-- Provided data follows --

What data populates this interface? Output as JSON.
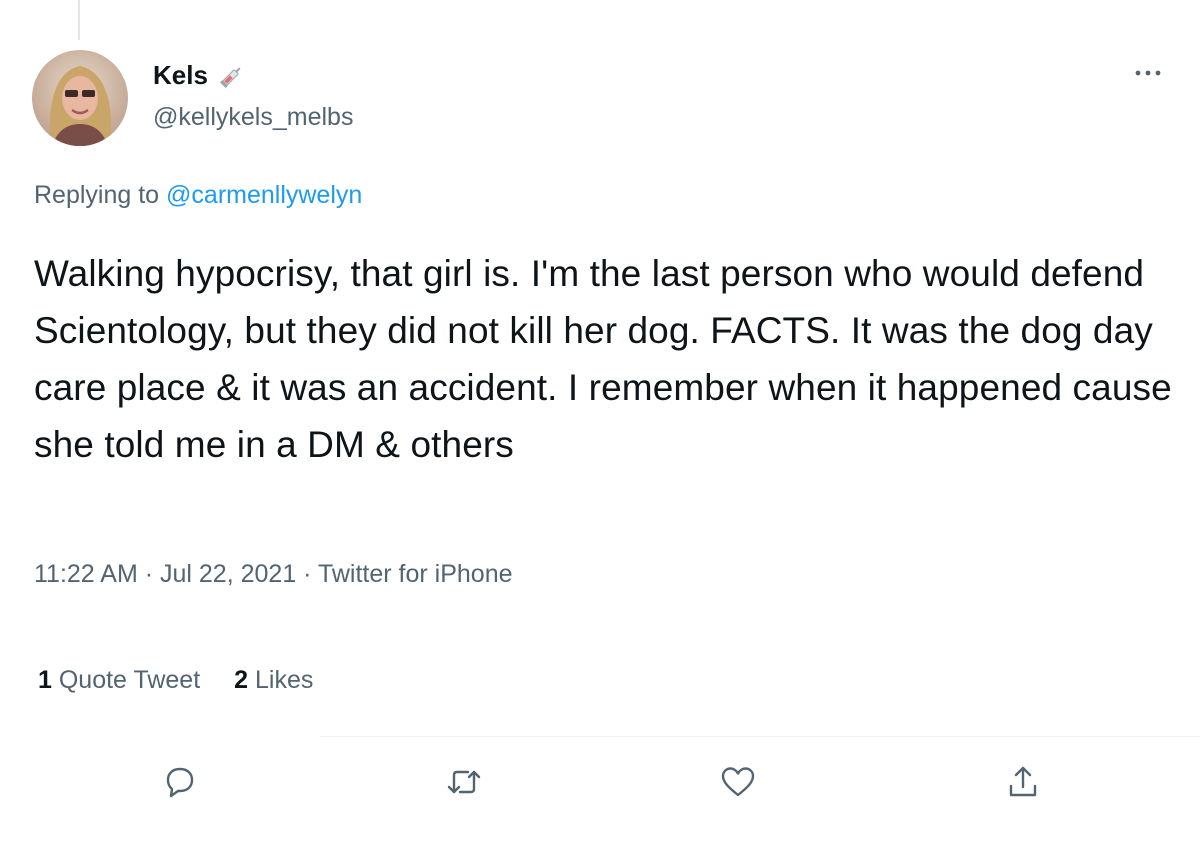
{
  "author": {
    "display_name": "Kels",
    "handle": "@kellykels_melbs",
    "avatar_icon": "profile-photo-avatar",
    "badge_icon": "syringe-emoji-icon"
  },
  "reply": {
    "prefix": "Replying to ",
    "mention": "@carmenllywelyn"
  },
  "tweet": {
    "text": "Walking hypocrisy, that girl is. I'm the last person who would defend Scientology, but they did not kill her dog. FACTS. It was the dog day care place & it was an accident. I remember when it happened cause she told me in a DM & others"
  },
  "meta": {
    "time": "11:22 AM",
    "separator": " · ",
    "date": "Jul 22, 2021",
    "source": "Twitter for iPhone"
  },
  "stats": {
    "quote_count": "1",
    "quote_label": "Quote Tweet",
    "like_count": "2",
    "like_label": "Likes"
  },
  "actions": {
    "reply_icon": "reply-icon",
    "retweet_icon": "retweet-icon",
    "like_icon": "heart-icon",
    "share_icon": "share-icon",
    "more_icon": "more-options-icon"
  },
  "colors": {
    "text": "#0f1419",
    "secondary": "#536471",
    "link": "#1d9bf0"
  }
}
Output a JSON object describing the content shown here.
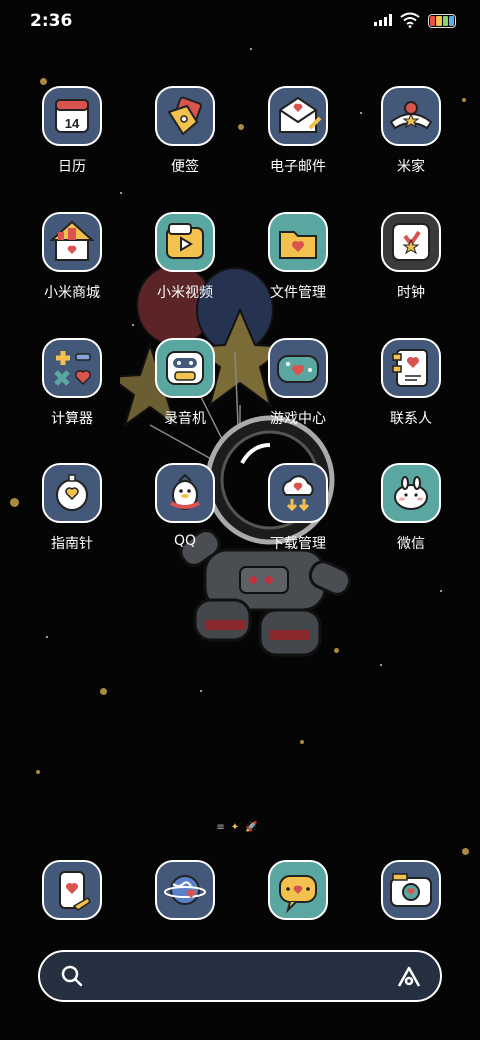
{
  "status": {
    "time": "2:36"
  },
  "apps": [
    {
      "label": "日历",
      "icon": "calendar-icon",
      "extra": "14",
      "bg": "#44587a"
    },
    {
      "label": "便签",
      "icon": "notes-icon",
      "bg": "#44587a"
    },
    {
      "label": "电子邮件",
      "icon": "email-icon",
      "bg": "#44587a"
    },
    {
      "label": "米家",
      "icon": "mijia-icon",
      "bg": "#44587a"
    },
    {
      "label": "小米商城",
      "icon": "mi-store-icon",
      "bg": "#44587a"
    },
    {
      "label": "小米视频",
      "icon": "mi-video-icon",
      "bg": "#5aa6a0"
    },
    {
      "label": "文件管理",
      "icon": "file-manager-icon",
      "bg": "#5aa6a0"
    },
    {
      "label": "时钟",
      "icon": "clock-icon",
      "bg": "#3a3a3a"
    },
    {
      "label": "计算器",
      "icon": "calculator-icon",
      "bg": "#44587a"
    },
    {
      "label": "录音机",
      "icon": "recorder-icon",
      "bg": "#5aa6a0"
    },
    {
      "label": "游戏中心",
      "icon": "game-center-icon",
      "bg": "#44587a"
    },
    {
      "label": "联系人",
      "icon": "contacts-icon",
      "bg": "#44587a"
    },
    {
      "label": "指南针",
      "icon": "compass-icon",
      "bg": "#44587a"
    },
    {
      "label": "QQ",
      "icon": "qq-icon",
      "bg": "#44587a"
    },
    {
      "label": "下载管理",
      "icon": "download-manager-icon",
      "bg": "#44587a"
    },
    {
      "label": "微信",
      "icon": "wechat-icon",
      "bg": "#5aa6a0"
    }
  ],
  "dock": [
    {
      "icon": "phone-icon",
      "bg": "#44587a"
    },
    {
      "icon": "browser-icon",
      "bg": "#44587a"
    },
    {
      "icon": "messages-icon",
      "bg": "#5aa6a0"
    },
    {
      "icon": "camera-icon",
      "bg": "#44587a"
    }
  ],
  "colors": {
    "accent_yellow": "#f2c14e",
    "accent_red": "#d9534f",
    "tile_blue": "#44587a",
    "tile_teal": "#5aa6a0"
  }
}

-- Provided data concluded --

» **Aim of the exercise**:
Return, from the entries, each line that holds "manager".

» **Task result**:
      "icon": "file-manager-icon",
      "icon": "download-manager-icon",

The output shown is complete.